Everything in the records below should be set down again, word for word.

*Provided information*.
=== Section Start ===
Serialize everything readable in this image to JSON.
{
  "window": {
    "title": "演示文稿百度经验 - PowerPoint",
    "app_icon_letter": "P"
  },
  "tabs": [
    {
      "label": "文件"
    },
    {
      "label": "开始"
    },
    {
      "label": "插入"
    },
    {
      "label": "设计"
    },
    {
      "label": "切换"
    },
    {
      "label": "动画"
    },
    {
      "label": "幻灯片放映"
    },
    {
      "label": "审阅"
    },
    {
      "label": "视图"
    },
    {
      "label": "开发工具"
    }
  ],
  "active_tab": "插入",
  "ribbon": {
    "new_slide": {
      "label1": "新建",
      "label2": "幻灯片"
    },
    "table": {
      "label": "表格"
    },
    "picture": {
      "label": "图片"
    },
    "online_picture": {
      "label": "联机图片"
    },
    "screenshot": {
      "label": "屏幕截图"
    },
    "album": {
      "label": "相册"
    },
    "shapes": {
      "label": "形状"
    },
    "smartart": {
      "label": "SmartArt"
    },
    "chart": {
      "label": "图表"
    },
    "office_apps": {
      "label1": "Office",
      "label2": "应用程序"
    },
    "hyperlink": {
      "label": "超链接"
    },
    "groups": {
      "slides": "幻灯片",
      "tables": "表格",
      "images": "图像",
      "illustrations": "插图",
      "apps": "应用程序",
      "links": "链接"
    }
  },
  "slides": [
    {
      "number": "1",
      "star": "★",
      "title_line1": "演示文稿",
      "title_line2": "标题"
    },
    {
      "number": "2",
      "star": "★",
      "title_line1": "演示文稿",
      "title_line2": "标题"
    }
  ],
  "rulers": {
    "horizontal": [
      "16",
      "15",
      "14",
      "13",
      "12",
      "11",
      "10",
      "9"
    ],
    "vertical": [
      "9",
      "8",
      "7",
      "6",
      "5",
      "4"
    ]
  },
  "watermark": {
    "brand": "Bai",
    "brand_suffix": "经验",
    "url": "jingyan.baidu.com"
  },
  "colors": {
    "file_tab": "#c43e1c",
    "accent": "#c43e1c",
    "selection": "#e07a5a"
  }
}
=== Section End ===
*Reply*.
Serialize everything readable in this image to JSON.
{
  "window": {
    "title": "演示文稿百度经验 - PowerPoint",
    "app_icon_letter": "P"
  },
  "tabs": [
    {
      "label": "文件"
    },
    {
      "label": "开始"
    },
    {
      "label": "插入"
    },
    {
      "label": "设计"
    },
    {
      "label": "切换"
    },
    {
      "label": "动画"
    },
    {
      "label": "幻灯片放映"
    },
    {
      "label": "审阅"
    },
    {
      "label": "视图"
    },
    {
      "label": "开发工具"
    }
  ],
  "active_tab": "插入",
  "ribbon": {
    "new_slide": {
      "label1": "新建",
      "label2": "幻灯片"
    },
    "table": {
      "label": "表格"
    },
    "picture": {
      "label": "图片"
    },
    "online_picture": {
      "label": "联机图片"
    },
    "screenshot": {
      "label": "屏幕截图"
    },
    "album": {
      "label": "相册"
    },
    "shapes": {
      "label": "形状"
    },
    "smartart": {
      "label": "SmartArt"
    },
    "chart": {
      "label": "图表"
    },
    "office_apps": {
      "label1": "Office",
      "label2": "应用程序"
    },
    "hyperlink": {
      "label": "超链接"
    },
    "groups": {
      "slides": "幻灯片",
      "tables": "表格",
      "images": "图像",
      "illustrations": "插图",
      "apps": "应用程序",
      "links": "链接"
    }
  },
  "slides": [
    {
      "number": "1",
      "star": "★",
      "title_line1": "演示文稿",
      "title_line2": "标题"
    },
    {
      "number": "2",
      "star": "★",
      "title_line1": "演示文稿",
      "title_line2": "标题"
    }
  ],
  "rulers": {
    "horizontal": [
      "16",
      "15",
      "14",
      "13",
      "12",
      "11",
      "10",
      "9"
    ],
    "vertical": [
      "9",
      "8",
      "7",
      "6",
      "5",
      "4"
    ]
  },
  "watermark": {
    "brand": "Bai",
    "brand_suffix": "经验",
    "url": "jingyan.baidu.com"
  },
  "colors": {
    "file_tab": "#c43e1c",
    "accent": "#c43e1c",
    "selection": "#e07a5a"
  }
}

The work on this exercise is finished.